▶ Material for this exercise
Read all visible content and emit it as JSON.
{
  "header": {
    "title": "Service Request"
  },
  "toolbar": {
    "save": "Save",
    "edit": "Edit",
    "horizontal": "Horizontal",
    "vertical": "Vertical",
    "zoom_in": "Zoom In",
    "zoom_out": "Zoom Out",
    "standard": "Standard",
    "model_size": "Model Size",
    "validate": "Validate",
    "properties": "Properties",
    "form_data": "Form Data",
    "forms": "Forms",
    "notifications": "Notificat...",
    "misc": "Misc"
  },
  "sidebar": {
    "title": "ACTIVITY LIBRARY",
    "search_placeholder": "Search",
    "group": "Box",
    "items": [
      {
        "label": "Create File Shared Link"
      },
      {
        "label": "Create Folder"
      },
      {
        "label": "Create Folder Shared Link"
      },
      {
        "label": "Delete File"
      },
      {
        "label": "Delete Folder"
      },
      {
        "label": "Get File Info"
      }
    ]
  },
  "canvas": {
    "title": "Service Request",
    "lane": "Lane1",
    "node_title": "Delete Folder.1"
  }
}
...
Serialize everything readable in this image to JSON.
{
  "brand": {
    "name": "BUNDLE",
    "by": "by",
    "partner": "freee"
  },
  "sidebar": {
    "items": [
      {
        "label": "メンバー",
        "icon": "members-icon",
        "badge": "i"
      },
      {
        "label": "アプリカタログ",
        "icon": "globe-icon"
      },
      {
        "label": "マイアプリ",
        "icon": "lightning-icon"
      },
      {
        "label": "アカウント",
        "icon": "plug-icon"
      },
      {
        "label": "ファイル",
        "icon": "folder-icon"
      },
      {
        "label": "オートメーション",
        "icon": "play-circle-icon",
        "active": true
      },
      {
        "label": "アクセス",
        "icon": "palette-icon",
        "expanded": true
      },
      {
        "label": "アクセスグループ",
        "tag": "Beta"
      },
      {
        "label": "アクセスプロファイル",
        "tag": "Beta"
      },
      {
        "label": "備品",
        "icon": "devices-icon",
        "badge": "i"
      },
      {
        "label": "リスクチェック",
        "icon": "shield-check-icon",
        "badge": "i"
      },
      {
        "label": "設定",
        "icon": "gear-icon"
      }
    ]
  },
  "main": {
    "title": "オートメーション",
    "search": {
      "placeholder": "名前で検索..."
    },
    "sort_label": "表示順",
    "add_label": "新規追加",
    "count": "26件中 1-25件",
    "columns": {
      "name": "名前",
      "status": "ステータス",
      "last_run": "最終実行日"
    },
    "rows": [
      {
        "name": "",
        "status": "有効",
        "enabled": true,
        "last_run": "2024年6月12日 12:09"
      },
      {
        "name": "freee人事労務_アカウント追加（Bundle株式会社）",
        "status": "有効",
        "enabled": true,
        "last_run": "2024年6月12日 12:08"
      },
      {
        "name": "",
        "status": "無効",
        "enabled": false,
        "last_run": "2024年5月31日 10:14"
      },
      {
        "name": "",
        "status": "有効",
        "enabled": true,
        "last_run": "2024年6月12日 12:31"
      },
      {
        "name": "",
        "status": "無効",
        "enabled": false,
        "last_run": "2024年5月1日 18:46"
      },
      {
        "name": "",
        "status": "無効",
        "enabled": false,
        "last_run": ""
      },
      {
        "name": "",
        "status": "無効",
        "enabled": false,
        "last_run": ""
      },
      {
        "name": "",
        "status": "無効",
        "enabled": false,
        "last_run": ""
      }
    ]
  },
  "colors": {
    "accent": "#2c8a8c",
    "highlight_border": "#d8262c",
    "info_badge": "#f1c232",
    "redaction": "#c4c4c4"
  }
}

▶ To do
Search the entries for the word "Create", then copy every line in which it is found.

▶ Solution for this problem
        "label": "Create File Shared Link"
        "label": "Create Folder"
        "label": "Create Folder Shared Link"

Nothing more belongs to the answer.